I have been a home inspector in Massachusetts for almost 30 years. During really cold periods, I have received many calls from former clients seeking advice in emergency situations. These included calls from clients after their heating systems failed or their pipes froze and the plumbers and heating contractors were overbooked. At such times, the local hardware stores have usually been out of portable heaters.
If your furnace stops working for some reason other than a power outage, you may have an emergency warm-air furnace already: the electric clothes dryer. I instruct my clients to remove the dryer duct from the wall, clean out the lint, and aim it toward the living space. Once the dryer is turned on, there will be a blizzard of lint for a minute or so, then a steady stream of safe, warm air. If necessary, the duct can easily be extended to reach into a cold crawlspace, under the kitchen sink, or wherever else heat is needed to keep pipes from freezing. This trick cannot be used if the dryer is gas-fired because the dryer duct is venting unhealthful exhaust gases as well as moist air.

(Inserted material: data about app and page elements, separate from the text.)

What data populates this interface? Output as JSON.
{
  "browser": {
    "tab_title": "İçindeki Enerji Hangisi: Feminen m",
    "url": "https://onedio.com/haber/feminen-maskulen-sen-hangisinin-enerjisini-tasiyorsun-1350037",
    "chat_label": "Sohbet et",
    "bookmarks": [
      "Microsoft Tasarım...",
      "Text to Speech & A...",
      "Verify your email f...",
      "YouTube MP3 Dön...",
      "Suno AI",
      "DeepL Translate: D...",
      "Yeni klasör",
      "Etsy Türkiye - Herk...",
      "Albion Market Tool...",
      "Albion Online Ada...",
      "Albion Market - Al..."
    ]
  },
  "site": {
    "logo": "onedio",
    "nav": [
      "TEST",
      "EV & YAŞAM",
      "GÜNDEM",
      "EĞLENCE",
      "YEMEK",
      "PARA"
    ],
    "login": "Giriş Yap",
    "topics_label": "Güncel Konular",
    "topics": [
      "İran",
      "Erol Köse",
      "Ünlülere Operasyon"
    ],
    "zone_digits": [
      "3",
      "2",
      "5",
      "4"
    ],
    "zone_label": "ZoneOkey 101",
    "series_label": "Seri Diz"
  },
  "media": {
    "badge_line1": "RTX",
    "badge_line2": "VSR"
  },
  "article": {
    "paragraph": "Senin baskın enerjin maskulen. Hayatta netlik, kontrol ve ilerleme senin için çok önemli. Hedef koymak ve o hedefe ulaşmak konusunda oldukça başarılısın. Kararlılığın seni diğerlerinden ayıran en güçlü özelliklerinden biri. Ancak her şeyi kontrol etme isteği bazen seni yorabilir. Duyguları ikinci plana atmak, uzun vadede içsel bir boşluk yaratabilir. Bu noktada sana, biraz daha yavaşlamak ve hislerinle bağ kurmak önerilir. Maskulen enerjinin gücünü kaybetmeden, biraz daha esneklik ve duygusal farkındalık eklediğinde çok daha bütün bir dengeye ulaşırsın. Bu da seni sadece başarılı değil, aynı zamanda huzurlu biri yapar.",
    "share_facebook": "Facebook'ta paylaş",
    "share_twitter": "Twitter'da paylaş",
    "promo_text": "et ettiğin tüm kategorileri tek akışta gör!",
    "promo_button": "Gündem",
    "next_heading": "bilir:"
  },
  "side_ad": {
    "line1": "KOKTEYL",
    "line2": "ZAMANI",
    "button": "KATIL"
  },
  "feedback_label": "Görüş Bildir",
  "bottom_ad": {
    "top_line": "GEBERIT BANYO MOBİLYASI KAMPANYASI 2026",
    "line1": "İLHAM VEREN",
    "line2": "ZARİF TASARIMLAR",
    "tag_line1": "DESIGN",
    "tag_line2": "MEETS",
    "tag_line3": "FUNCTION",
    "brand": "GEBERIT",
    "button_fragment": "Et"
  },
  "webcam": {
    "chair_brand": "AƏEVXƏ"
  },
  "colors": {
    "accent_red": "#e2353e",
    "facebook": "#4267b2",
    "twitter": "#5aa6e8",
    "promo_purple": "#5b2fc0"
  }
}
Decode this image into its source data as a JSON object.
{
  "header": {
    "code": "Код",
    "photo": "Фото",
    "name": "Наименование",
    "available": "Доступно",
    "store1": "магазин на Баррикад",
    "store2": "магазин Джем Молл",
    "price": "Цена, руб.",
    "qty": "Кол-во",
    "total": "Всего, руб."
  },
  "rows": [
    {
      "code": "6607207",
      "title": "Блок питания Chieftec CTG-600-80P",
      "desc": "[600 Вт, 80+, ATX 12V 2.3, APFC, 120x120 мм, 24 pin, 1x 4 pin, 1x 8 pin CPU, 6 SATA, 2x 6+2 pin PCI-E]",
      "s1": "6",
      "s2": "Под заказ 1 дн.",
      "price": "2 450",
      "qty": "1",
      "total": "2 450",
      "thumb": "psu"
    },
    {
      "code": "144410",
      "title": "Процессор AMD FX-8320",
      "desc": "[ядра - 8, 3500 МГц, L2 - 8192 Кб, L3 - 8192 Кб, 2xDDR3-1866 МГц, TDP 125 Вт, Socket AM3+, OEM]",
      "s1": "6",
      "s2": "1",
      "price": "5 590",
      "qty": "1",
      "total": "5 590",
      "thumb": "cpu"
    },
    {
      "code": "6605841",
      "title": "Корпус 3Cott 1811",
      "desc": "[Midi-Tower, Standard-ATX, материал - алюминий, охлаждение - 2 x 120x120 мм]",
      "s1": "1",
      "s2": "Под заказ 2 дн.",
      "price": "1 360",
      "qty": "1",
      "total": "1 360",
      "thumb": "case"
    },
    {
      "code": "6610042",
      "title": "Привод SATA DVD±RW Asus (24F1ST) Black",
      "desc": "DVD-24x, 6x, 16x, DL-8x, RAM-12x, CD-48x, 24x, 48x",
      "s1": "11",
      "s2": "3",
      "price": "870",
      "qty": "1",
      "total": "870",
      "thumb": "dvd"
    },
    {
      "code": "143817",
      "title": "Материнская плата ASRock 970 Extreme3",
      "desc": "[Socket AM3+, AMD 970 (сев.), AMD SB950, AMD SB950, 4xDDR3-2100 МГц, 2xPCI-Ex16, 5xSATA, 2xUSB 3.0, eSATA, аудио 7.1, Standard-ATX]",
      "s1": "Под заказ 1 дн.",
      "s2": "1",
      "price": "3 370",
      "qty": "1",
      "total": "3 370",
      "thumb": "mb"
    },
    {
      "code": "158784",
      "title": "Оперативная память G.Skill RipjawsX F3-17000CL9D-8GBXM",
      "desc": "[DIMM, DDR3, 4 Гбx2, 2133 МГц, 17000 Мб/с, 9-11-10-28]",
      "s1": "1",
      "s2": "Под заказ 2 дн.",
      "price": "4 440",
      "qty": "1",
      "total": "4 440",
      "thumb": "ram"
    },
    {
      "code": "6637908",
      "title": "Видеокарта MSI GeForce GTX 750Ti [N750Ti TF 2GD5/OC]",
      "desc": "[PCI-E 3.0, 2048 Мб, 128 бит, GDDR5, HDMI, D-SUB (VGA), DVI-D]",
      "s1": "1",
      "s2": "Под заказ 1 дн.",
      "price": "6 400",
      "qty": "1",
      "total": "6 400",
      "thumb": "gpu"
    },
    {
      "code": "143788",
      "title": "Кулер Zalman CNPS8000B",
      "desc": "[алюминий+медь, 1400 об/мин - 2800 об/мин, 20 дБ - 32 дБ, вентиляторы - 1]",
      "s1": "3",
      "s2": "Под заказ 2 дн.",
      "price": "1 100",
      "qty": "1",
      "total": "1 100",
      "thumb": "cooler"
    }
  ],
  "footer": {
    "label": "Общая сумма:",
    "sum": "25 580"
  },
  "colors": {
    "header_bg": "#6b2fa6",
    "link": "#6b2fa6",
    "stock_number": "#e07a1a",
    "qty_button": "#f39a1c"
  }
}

I encourage my plumbing and heating-service friends to carry a couple of lengths of flexible dryer duct in their trucks to take advantage of this technique. Once the crisis is over, I suggest that my clients replace any plastic dryer ducts with safer and more efficient rigid or flexible metal ducts and vacuum out the dryer’s outlet and the exterior damper.
Dale A. Pope, Gloucester, MA